I've always been a 'do what you can, use what you have' kind of person so I thought that we could make do with our makeshift offices until we outgrew the 'working from home' situation and had to move the business into separate premises. But I failed to realise how important the workspace really is. Eliminating the small, everyday hassles and improving workflow gives you a clearer head to face the more challenging situations. Having a dedicated workspace removes the distractions and enables full focus when you're in the office. It also means that you can shut the door behind you at the end of the day which maintains the work-life balance which can be so difficult to strike when you work from home.
And what's more, it really wasn't hard to create and took us no time at all. I wish that I had listened to Jack months ago because he was absolutely right. If he wanted to stick a giant 'I told you so' sign on to our new office wall I would have no grounds for complaint because he was right and I was wrong. I hasten to acknowledge that I am making this public admission of my error entirely out of my own free will.

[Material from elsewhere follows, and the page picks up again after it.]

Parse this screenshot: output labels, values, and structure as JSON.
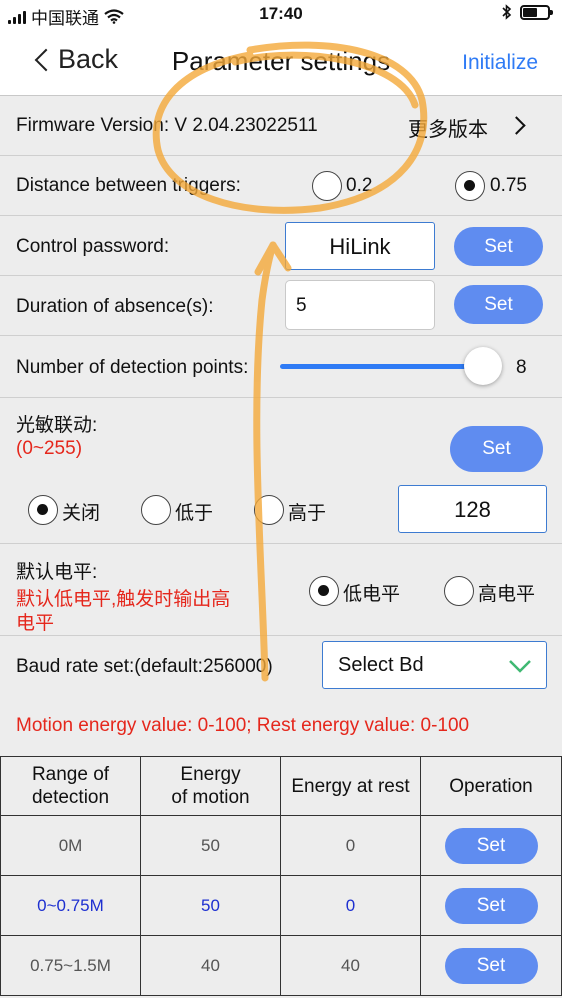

I am in no way being coerced to do so. My humble pie is waiting for me in the fridge. The one that's now really far away.